**How to complete this task:**
Send back the records in full, character for character.

**Information provided:**
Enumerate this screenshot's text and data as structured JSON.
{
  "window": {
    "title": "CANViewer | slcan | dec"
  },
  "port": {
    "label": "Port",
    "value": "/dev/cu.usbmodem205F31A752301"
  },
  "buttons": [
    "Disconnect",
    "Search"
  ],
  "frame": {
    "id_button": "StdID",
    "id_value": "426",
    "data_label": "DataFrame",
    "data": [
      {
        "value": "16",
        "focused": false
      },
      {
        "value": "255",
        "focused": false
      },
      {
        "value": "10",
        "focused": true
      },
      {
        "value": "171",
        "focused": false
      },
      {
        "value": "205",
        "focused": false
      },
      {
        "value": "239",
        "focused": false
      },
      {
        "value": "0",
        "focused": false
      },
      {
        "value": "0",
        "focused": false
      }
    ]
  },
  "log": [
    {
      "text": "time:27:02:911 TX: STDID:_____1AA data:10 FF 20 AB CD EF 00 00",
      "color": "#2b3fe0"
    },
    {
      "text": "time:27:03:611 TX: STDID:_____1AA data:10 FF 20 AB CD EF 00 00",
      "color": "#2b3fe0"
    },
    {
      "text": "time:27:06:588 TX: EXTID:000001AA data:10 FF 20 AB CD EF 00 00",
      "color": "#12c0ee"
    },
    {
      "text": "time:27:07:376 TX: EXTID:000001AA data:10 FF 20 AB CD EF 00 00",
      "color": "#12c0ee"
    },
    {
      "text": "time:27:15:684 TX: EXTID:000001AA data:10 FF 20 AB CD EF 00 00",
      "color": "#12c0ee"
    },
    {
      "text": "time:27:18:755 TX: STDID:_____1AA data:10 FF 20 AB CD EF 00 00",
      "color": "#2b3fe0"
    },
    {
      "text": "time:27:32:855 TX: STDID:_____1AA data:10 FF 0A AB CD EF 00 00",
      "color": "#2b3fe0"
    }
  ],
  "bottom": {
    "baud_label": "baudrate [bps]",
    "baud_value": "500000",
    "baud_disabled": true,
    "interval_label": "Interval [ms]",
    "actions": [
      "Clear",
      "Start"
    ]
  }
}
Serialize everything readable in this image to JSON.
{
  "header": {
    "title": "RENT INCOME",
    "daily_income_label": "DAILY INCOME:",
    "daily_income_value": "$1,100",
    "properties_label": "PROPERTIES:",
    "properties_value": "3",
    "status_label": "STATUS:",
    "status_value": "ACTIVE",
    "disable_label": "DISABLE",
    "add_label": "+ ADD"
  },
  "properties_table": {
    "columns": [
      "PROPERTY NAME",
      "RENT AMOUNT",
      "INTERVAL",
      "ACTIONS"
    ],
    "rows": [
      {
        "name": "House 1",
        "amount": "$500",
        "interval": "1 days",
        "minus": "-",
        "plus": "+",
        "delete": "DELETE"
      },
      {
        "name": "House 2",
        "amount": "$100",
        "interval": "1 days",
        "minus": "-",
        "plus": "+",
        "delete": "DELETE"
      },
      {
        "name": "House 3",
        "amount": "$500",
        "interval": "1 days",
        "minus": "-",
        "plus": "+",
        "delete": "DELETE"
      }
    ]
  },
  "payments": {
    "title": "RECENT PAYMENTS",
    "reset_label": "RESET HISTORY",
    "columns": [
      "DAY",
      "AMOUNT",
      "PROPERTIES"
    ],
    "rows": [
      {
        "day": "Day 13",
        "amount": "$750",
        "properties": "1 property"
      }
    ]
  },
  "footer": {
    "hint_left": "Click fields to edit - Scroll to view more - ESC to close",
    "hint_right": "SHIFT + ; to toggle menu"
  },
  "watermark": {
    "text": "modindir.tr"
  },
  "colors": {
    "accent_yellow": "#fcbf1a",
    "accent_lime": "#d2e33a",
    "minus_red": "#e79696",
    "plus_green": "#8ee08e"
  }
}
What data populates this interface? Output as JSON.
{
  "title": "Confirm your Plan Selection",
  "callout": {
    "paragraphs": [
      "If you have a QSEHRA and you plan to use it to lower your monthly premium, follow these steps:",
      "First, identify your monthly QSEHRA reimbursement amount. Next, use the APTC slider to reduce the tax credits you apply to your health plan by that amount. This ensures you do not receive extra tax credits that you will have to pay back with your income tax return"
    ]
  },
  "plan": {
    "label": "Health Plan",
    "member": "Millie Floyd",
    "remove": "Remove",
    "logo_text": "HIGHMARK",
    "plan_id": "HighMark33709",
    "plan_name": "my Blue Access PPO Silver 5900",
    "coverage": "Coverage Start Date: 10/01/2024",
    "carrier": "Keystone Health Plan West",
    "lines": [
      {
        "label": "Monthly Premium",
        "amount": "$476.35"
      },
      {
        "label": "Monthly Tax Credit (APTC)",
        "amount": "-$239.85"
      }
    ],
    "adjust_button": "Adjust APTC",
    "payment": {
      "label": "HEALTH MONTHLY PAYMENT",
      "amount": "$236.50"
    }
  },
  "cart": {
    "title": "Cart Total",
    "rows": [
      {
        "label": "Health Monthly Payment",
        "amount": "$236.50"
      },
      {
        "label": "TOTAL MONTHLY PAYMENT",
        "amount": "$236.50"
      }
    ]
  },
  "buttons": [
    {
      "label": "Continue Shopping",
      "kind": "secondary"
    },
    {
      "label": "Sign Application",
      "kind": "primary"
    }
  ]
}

**Task output:**
Enumerate this screenshot's text and data as structured JSON.
{
  "window": {
    "title": "CANViewer | slcan | dec"
  },
  "port": {
    "label": "Port",
    "value": "/dev/cu.usbmodem205F31A752301"
  },
  "buttons": [
    "Disconnect",
    "Search"
  ],
  "frame": {
    "id_button": "StdID",
    "id_value": "426",
    "data_label": "DataFrame",
    "data": [
      {
        "value": "16",
        "focused": false
      },
      {
        "value": "255",
        "focused": false
      },
      {
        "value": "10",
        "focused": true
      },
      {
        "value": "171",
        "focused": false
      },
      {
        "value": "205",
        "focused": false
      },
      {
        "value": "239",
        "focused": false
      },
      {
        "value": "0",
        "focused": false
      },
      {
        "value": "0",
        "focused": false
      }
    ]
  },
  "log": [
    {
      "text": "time:27:02:911 TX: STDID:_____1AA data:10 FF 20 AB CD EF 00 00",
      "color": "#2b3fe0"
    },
    {
      "text": "time:27:03:611 TX: STDID:_____1AA data:10 FF 20 AB CD EF 00 00",
      "color": "#2b3fe0"
    },
    {
      "text": "time:27:06:588 TX: EXTID:000001AA data:10 FF 20 AB CD EF 00 00",
      "color": "#12c0ee"
    },
    {
      "text": "time:27:07:376 TX: EXTID:000001AA data:10 FF 20 AB CD EF 00 00",
      "color": "#12c0ee"
    },
    {
      "text": "time:27:15:684 TX: EXTID:000001AA data:10 FF 20 AB CD EF 00 00",
      "color": "#12c0ee"
    },
    {
      "text": "time:27:18:755 TX: STDID:_____1AA data:10 FF 20 AB CD EF 00 00",
      "color": "#2b3fe0"
    },
    {
      "text": "time:27:32:855 TX: STDID:_____1AA data:10 FF 0A AB CD EF 00 00",
      "color": "#2b3fe0"
    }
  ],
  "bottom": {
    "baud_label": "baudrate [bps]",
    "baud_value": "500000",
    "baud_disabled": true,
    "interval_label": "Interval [ms]",
    "actions": [
      "Clear",
      "Start"
    ]
  }
}
Serialize everything readable in this image to JSON.
{
  "header": {
    "title": "RENT INCOME",
    "daily_income_label": "DAILY INCOME:",
    "daily_income_value": "$1,100",
    "properties_label": "PROPERTIES:",
    "properties_value": "3",
    "status_label": "STATUS:",
    "status_value": "ACTIVE",
    "disable_label": "DISABLE",
    "add_label": "+ ADD"
  },
  "properties_table": {
    "columns": [
      "PROPERTY NAME",
      "RENT AMOUNT",
      "INTERVAL",
      "ACTIONS"
    ],
    "rows": [
      {
        "name": "House 1",
        "amount": "$500",
        "interval": "1 days",
        "minus": "-",
        "plus": "+",
        "delete": "DELETE"
      },
      {
        "name": "House 2",
        "amount": "$100",
        "interval": "1 days",
        "minus": "-",
        "plus": "+",
        "delete": "DELETE"
      },
      {
        "name": "House 3",
        "amount": "$500",
        "interval": "1 days",
        "minus": "-",
        "plus": "+",
        "delete": "DELETE"
      }
    ]
  },
  "payments": {
    "title": "RECENT PAYMENTS",
    "reset_label": "RESET HISTORY",
    "columns": [
      "DAY",
      "AMOUNT",
      "PROPERTIES"
    ],
    "rows": [
      {
        "day": "Day 13",
        "amount": "$750",
        "properties": "1 property"
      }
    ]
  },
  "footer": {
    "hint_left": "Click fields to edit - Scroll to view more - ESC to close",
    "hint_right": "SHIFT + ; to toggle menu"
  },
  "watermark": {
    "text": "modindir.tr"
  },
  "colors": {
    "accent_yellow": "#fcbf1a",
    "accent_lime": "#d2e33a",
    "minus_red": "#e79696",
    "plus_green": "#8ee08e"
  }
}
What data populates this interface? Output as JSON.
{
  "title": "Confirm your Plan Selection",
  "callout": {
    "paragraphs": [
      "If you have a QSEHRA and you plan to use it to lower your monthly premium, follow these steps:",
      "First, identify your monthly QSEHRA reimbursement amount. Next, use the APTC slider to reduce the tax credits you apply to your health plan by that amount. This ensures you do not receive extra tax credits that you will have to pay back with your income tax return"
    ]
  },
  "plan": {
    "label": "Health Plan",
    "member": "Millie Floyd",
    "remove": "Remove",
    "logo_text": "HIGHMARK",
    "plan_id": "HighMark33709",
    "plan_name": "my Blue Access PPO Silver 5900",
    "coverage": "Coverage Start Date: 10/01/2024",
    "carrier": "Keystone Health Plan West",
    "lines": [
      {
        "label": "Monthly Premium",
        "amount": "$476.35"
      },
      {
        "label": "Monthly Tax Credit (APTC)",
        "amount": "-$239.85"
      }
    ],
    "adjust_button": "Adjust APTC",
    "payment": {
      "label": "HEALTH MONTHLY PAYMENT",
      "amount": "$236.50"
    }
  },
  "cart": {
    "title": "Cart Total",
    "rows": [
      {
        "label": "Health Monthly Payment",
        "amount": "$236.50"
      },
      {
        "label": "TOTAL MONTHLY PAYMENT",
        "amount": "$236.50"
      }
    ]
  },
  "buttons": [
    {
      "label": "Continue Shopping",
      "kind": "secondary"
    },
    {
      "label": "Sign Application",
      "kind": "primary"
    }
  ]
}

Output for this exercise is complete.